- Available data:

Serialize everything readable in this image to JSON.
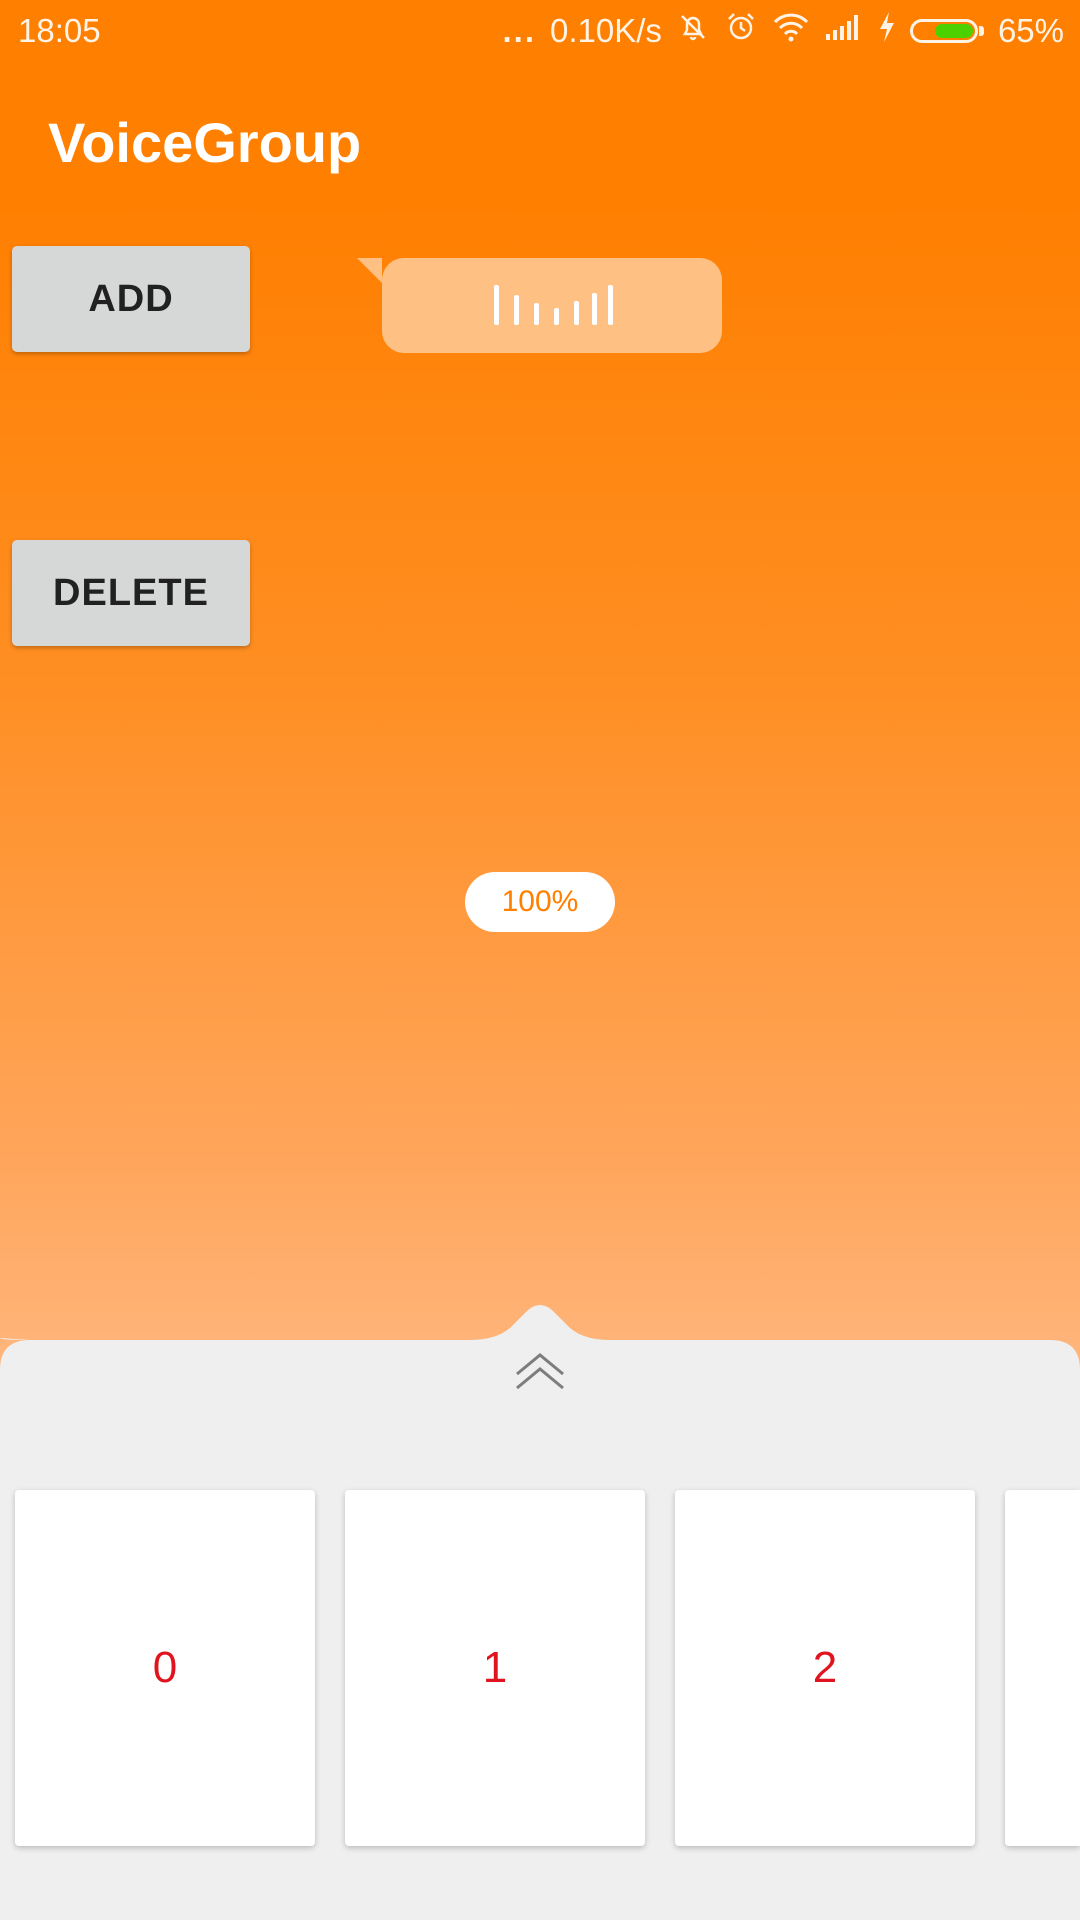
{
  "status_bar": {
    "time": "18:05",
    "dots": "...",
    "net_speed": "0.10K/s",
    "icons": [
      "mute-icon",
      "alarm-icon",
      "wifi-icon",
      "signal-icon",
      "charging-icon",
      "battery-icon"
    ],
    "battery_percent": "65%",
    "battery_level": 0.65,
    "battery_color": "#4cd000"
  },
  "app": {
    "title": "VoiceGroup"
  },
  "buttons": {
    "add_label": "ADD",
    "delete_label": "DELETE"
  },
  "voice_message": {
    "icon": "voice-wave-icon",
    "bubble_color": "#ffc083"
  },
  "progress": {
    "label": "100%",
    "value": 1.0
  },
  "bottom_sheet": {
    "expand_icon": "chevron-up-double-icon",
    "cards": [
      {
        "label": "0"
      },
      {
        "label": "1"
      },
      {
        "label": "2"
      },
      {
        "label": ""
      }
    ]
  },
  "colors": {
    "accent": "#ff7f00",
    "card_text": "#e0141e",
    "sheet": "#efefef"
  }
}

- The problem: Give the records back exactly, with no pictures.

- Solved problem:
Serialize everything readable in this image to JSON.
{
  "status_bar": {
    "time": "18:05",
    "dots": "...",
    "net_speed": "0.10K/s",
    "icons": [
      "mute-icon",
      "alarm-icon",
      "wifi-icon",
      "signal-icon",
      "charging-icon",
      "battery-icon"
    ],
    "battery_percent": "65%",
    "battery_level": 0.65,
    "battery_color": "#4cd000"
  },
  "app": {
    "title": "VoiceGroup"
  },
  "buttons": {
    "add_label": "ADD",
    "delete_label": "DELETE"
  },
  "voice_message": {
    "icon": "voice-wave-icon",
    "bubble_color": "#ffc083"
  },
  "progress": {
    "label": "100%",
    "value": 1.0
  },
  "bottom_sheet": {
    "expand_icon": "chevron-up-double-icon",
    "cards": [
      {
        "label": "0"
      },
      {
        "label": "1"
      },
      {
        "label": "2"
      },
      {
        "label": ""
      }
    ]
  },
  "colors": {
    "accent": "#ff7f00",
    "card_text": "#e0141e",
    "sheet": "#efefef"
  }
}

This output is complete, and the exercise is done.